Exercise ->
Every entry that appears below is to be output exactly.

Supplied records ->
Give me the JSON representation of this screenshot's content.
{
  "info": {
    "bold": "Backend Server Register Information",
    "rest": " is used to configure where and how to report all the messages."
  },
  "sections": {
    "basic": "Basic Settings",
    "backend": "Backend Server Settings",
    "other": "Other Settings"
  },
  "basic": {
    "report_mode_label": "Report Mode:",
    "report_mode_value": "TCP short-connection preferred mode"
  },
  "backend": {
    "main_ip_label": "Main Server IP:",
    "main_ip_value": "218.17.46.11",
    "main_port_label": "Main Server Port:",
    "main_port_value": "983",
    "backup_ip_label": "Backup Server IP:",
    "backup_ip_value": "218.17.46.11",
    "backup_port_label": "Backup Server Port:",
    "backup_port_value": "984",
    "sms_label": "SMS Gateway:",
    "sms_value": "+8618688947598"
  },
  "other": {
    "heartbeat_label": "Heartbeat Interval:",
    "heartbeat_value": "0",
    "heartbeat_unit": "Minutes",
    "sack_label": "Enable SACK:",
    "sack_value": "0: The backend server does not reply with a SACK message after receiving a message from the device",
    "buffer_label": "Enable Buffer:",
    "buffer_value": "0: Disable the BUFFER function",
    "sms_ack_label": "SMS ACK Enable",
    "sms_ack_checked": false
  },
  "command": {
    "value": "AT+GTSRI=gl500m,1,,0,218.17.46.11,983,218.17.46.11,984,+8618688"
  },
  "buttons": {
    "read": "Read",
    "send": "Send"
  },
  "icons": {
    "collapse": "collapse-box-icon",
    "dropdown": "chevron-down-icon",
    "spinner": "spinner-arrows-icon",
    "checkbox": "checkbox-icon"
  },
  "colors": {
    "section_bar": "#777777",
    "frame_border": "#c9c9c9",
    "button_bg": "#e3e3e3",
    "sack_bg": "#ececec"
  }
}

Answer to the problem ->
Give me the JSON representation of this screenshot's content.
{
  "info": {
    "bold": "Backend Server Register Information",
    "rest": " is used to configure where and how to report all the messages."
  },
  "sections": {
    "basic": "Basic Settings",
    "backend": "Backend Server Settings",
    "other": "Other Settings"
  },
  "basic": {
    "report_mode_label": "Report Mode:",
    "report_mode_value": "TCP short-connection preferred mode"
  },
  "backend": {
    "main_ip_label": "Main Server IP:",
    "main_ip_value": "218.17.46.11",
    "main_port_label": "Main Server Port:",
    "main_port_value": "983",
    "backup_ip_label": "Backup Server IP:",
    "backup_ip_value": "218.17.46.11",
    "backup_port_label": "Backup Server Port:",
    "backup_port_value": "984",
    "sms_label": "SMS Gateway:",
    "sms_value": "+8618688947598"
  },
  "other": {
    "heartbeat_label": "Heartbeat Interval:",
    "heartbeat_value": "0",
    "heartbeat_unit": "Minutes",
    "sack_label": "Enable SACK:",
    "sack_value": "0: The backend server does not reply with a SACK message after receiving a message from the device",
    "buffer_label": "Enable Buffer:",
    "buffer_value": "0: Disable the BUFFER function",
    "sms_ack_label": "SMS ACK Enable",
    "sms_ack_checked": false
  },
  "command": {
    "value": "AT+GTSRI=gl500m,1,,0,218.17.46.11,983,218.17.46.11,984,+8618688"
  },
  "buttons": {
    "read": "Read",
    "send": "Send"
  },
  "icons": {
    "collapse": "collapse-box-icon",
    "dropdown": "chevron-down-icon",
    "spinner": "spinner-arrows-icon",
    "checkbox": "checkbox-icon"
  },
  "colors": {
    "section_bar": "#777777",
    "frame_border": "#c9c9c9",
    "button_bg": "#e3e3e3",
    "sack_bg": "#ececec"
  }
}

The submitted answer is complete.